## Data section
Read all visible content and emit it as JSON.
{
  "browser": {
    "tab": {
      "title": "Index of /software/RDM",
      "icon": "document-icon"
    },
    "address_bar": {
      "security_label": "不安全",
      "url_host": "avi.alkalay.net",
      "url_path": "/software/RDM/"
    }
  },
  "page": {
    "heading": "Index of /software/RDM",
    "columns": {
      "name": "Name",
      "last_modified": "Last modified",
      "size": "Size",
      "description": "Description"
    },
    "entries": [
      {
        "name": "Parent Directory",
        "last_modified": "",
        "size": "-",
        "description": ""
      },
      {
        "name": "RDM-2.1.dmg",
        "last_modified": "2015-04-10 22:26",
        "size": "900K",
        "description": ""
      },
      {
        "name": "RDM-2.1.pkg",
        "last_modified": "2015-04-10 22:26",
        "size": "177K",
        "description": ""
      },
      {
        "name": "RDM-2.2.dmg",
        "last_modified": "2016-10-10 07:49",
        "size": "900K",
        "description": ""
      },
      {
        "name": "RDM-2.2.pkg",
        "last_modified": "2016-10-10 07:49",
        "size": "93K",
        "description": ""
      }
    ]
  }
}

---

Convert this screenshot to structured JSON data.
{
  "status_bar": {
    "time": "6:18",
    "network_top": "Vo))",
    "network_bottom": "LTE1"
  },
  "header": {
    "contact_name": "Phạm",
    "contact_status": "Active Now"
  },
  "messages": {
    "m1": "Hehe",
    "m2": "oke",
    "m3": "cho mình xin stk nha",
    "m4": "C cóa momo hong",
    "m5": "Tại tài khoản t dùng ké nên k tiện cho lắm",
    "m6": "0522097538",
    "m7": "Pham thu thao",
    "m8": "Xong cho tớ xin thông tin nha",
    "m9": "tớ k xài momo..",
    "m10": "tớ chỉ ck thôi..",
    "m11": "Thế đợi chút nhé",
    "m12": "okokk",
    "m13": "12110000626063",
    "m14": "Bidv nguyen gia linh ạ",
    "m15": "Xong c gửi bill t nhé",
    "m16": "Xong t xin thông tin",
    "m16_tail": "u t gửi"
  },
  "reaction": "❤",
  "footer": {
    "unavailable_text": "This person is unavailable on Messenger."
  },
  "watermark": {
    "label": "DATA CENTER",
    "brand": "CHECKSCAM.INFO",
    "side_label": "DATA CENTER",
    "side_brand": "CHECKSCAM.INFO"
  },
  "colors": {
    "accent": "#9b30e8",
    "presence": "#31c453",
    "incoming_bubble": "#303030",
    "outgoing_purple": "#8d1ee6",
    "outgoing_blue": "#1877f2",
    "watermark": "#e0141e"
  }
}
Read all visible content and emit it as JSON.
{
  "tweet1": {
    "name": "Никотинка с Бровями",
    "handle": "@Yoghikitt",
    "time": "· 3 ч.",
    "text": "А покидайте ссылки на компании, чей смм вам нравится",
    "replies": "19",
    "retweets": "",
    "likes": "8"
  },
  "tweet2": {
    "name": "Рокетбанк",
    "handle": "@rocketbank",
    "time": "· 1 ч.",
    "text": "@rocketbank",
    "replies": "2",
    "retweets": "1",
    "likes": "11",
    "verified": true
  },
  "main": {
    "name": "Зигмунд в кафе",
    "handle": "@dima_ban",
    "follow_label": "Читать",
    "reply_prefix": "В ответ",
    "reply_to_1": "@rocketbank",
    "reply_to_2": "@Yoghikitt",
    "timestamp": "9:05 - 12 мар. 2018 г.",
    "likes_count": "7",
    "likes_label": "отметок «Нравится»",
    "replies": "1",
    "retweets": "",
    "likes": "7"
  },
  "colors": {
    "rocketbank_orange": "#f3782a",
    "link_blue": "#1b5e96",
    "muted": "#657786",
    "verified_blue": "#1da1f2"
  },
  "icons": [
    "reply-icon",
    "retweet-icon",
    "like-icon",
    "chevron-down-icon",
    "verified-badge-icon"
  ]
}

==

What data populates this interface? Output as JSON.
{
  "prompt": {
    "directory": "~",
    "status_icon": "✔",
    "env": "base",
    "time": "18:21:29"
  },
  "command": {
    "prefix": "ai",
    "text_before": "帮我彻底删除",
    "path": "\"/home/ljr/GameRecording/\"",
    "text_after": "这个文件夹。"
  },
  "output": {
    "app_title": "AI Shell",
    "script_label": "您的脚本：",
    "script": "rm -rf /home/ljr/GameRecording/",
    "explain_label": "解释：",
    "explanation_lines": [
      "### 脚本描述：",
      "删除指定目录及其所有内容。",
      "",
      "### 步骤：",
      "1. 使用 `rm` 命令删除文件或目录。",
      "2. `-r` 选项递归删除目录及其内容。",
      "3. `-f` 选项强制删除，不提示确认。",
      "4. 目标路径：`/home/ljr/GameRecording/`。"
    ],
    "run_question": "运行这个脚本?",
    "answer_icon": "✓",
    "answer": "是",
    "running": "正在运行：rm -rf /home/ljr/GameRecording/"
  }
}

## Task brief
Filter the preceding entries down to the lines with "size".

## Exercise answer
      "size": "Size",
        "size": "-",
        "size": "900K",
        "size": "177K",
        "size": "900K",
        "size": "93K",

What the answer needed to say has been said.